Fertilizers typically provide, in varying proportions, the three major plant nutrients (nitrogen, potassium and phosphorus), the secondary plant nutrients (calcium, sulfur, magnesium), and sometimes trace elements (or micronutrients) with a role in plant nutrition: boron, manganese, iron, zinc, copper and molybdenum.
Manure was once the dominant fertilizer, and is still used, but its role is greatly diminished. Fertilizer can be created either from natural organic material such as manure or compost (see also organic gardening), or artificially as through the Haber-Bosch process which produces ammonia. The Haber-Bosch process uses about one percent of the Earth's total energy supply in order to provide half of the nitrogen needed in agriculture. Without this synthetic fertilizer, enough food could not be grown to support the current level of humanity on the planet. Organic material has the advantage of adding carbon compounds to the soil. A major source of soil fertility is the decomposing crop residue from prior years, though this is not considered "fertilizer."
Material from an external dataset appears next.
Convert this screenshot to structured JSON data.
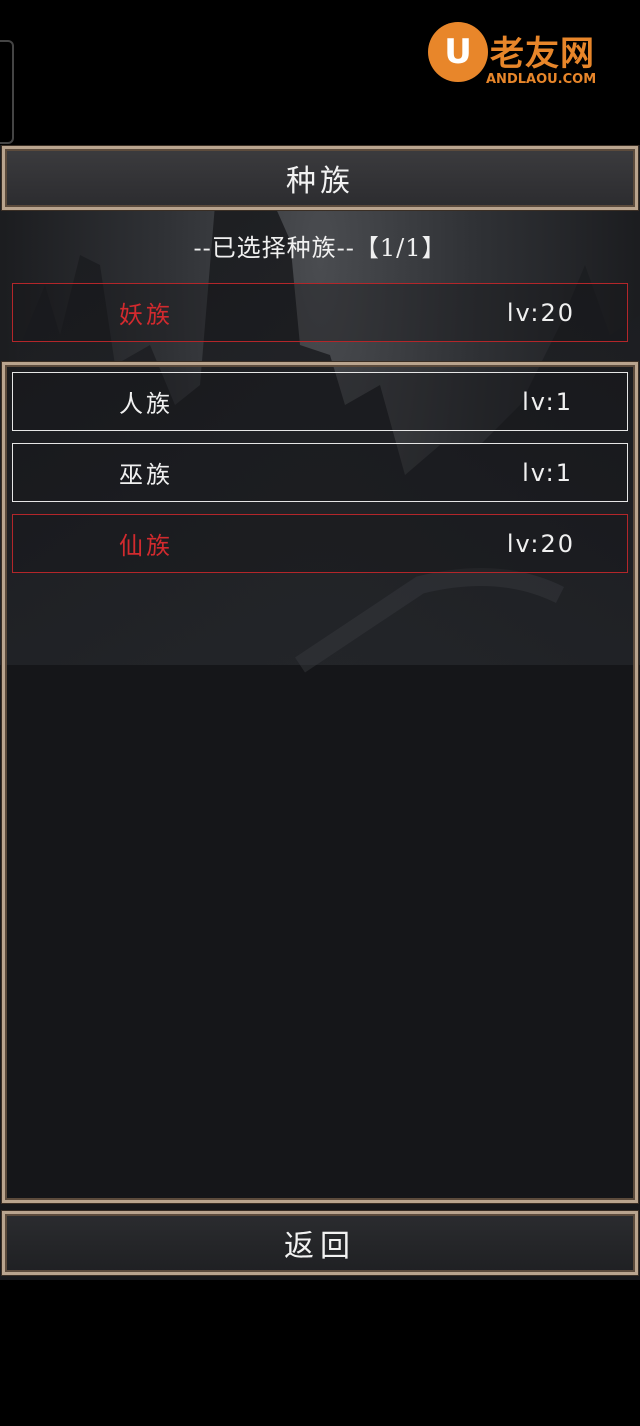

Over-use of fertilizer can lead to algal blooms in lakes and streams that receive run-off from crop lands, and lead to long-term degradation of the soil; see in this regard eutrophication and nutrients. For these reasons, it is recommended that knowledge of the nutrient requirements of the soil vis-a-vis the crop precede applications of commercial fertilizer. In short, excess nutrient elements can cause local soil and off-site damage, as well as waste money.